Of all the news coverage of the U.S. Supreme Court's oral argument in Fisher v. University of Texas, the recap in The Wall Street Journal seems the most insightful, and for this reason: everyone recognizes that Justice Kennedy's vote probably will be the crucial link in stringing together a winning coalition, but the WSJ highlights the trickiness of pinning down Justice Kennedy's jurisprudence in this area.

Justice Anthony Kennedy, considered the only one of the court's five conservatives open to arguments for affirmative action, damped university administrators' hopes of retaining largely unfettered discretion over race's role in admissions. When UT's lawyer, Gregory Garre, sought to explain an admissions formula the university says is a "holistic" review of myriad individual attributes, Justice Kennedy was skeptical.

"So what you're saying is that what counts is race above all," he said. "You want underprivileged of a certain race and privileged of a certain race. So that's race."

Justice Kennedy gave no suggestion of retreating from his prior view of diversity as a compelling state interest. He has said that this, in theory, could justify some racial preferences.
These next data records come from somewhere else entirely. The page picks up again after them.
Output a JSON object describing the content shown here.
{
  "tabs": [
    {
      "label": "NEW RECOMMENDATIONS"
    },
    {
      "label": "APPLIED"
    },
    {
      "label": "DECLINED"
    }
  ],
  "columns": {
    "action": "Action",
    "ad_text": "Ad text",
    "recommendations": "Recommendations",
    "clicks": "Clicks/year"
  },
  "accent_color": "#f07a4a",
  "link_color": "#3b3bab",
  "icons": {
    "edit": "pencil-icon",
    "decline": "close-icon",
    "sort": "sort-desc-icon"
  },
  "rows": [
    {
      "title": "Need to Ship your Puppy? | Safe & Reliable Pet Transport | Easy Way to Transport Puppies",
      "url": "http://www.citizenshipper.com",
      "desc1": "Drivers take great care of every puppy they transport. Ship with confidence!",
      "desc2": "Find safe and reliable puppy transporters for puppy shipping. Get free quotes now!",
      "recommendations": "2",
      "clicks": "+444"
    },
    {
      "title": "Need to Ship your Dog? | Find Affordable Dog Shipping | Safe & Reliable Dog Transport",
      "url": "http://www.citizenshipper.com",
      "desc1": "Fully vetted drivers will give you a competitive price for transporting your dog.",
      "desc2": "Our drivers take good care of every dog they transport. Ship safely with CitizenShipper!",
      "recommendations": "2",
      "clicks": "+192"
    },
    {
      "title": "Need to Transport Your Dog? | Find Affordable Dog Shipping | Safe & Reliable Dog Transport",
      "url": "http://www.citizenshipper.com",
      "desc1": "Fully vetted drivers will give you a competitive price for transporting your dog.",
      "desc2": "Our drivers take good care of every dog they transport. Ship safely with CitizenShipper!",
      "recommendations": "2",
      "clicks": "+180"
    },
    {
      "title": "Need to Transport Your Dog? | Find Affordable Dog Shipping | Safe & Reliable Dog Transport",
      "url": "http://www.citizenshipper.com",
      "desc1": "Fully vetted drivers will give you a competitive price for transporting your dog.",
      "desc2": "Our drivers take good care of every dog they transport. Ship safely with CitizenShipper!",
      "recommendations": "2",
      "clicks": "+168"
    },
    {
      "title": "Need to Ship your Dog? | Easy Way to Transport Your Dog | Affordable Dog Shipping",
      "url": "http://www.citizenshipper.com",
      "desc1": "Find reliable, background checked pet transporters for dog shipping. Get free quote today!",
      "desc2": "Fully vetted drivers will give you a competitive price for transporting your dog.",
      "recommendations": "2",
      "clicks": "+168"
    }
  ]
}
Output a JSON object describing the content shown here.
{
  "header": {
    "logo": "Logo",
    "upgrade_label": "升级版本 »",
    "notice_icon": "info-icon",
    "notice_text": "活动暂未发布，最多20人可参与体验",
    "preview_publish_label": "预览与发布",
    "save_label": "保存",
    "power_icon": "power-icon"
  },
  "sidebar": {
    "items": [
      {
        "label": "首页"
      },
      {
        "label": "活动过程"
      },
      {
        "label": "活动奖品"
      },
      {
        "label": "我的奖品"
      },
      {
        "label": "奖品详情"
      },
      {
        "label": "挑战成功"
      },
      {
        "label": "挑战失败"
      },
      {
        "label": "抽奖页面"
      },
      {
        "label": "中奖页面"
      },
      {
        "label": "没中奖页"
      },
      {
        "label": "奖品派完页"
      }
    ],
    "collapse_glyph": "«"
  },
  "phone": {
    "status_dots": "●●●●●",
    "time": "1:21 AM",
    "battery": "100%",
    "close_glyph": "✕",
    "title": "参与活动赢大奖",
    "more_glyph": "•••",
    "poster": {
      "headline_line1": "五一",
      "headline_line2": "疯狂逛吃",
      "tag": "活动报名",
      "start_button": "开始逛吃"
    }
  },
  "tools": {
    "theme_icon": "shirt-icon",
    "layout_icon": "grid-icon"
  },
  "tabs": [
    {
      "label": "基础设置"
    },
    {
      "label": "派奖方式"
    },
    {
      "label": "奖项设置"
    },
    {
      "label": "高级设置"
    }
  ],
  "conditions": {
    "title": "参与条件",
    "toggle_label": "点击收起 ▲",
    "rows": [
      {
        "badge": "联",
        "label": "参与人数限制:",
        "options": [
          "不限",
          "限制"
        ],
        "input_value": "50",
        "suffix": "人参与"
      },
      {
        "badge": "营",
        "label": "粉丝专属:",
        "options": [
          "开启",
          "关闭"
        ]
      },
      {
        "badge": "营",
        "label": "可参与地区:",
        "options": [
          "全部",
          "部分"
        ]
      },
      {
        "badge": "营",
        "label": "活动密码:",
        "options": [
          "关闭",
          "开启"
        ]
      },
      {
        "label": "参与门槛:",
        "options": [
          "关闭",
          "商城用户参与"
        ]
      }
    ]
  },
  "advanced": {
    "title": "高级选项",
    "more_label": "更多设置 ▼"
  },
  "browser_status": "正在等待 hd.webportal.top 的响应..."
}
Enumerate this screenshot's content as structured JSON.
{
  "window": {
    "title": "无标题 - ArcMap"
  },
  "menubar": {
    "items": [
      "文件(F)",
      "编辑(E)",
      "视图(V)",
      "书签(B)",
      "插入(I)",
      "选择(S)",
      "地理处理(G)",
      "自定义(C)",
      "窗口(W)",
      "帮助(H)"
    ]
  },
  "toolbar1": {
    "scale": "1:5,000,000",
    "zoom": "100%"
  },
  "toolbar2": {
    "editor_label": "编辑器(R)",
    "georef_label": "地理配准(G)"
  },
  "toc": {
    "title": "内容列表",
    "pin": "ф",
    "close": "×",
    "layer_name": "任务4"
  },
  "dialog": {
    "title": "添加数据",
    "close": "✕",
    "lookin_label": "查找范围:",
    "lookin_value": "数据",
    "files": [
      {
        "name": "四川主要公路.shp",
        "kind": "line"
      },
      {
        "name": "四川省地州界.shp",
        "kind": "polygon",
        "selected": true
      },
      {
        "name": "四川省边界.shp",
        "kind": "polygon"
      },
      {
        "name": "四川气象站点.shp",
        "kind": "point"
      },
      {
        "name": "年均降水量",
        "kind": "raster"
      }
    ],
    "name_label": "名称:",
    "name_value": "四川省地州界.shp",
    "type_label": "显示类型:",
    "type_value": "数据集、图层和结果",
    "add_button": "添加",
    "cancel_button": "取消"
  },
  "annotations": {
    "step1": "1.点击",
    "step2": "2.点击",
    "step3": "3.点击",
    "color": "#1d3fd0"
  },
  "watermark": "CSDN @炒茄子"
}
However, he has never voted to uphold any affirmative-action program to come before the court.